I know an agent who has more than once told a story about how she had called somebody to talk to him about offering him representation for a book he had written and had changed her mind by the end of a thirty minute conversation because she just didn’t like the guy. She actually started talking to him, and getting into it, he sounded kind of like a jerk and like somebody she didn’t want to spend a whole lot of her time and effort on.
So yeah, definitely there’s a huge amount of interpersonal reaction that goes on in the business, and you’re certainly well advised to go out and meet folks and be on your best behavior. Be sort of positive and upbeat; you want to avoid the “Oh, I’ve been trying for years and years to be a writer and you’re my last hope” sort of vibe. That’s not what they’re looking for and want to be involved with on a professional level. You’ve got to come across as somebody who comes drama-free, which is important.
It can be overwhelming to go to conventions and “learn the business” and so on, and many writers find it intimidating. How much should a writer know before he starts sending out work?
You can add to your repertoire of industry knowledge as you go. The important thing is not to stop. It’s a process that can take a long time, but if you make up your mind that it’s going to happen, and you don’t quit, and you just keep struggling to improve, eventually it’s like running away from the bear. You don’t have to be faster than the bear, just faster than the guy next to you.
[Publishers] have to publish new people every year or they’ll run out of writers. So really you’re not competing against the established folks when you’re trying to break in; you’re competing against the other newbies. As long as you are working to improve, eventually you’re going to have more experience and savvy than all the other newbies around you. There are a certain number of slots for new people in every publishing schedule, and you really don’t have to beat Stephen King, you just have to beat the guys from Rhode Island or Oregon who are really good this year. It might take a long time; it took me nine years.
I think people lose hope a little too soon.

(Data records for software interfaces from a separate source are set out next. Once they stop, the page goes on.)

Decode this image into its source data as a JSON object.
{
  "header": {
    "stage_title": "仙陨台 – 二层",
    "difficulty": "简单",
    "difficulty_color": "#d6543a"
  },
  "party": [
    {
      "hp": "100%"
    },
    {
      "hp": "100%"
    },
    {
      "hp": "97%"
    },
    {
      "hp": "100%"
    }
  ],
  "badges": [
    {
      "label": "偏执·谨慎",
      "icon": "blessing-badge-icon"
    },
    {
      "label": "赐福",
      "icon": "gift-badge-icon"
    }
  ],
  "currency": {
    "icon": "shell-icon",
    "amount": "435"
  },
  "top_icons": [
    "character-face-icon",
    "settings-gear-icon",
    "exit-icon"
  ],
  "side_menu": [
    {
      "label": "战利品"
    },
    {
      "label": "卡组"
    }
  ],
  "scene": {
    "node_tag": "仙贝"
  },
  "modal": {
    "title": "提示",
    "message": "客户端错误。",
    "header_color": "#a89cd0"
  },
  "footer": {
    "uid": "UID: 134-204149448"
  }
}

Yeah. You’ve got to do whatever you have to do to motivate yourself. You should see, I had this little writing cubby at this house, it was formerly a wet bar but I managed to shove this desk and computer back into it, and the walls of it were wallpapered with World War II-esque propaganda of not quitting.
Anything else you feel new writers just starting out ought to hear?
One of the really handy things that stuck with me that my teacher told me was that writing is a game about manipulating people’s emotions, which is a really cold-blooded thing to say. But what it means is when people sit down to read a book, they want to like your character, they want to hate the villain, they want to support your hero. Learning how to get that done is what separates the successful writer from the not as successful writer.
One of the ways you do that is by paying attention to the things that cause emotions in you. So if you are listening to a piece of music or you are watching TV, and something causes a strong emotion in you, stop for a minute and pay attention to that and try to figure out why it did that. It’s really handy as a writer because not only will it help you understand the whole process of being a person, it also will help you in your writing and give you good inspiration for your novel.
Clarion is very grateful to Jim Butcher for taking the time to share his advice for new writers. Please check out his latest, Ghost Story, or catch the series from the beginning with Storm Front.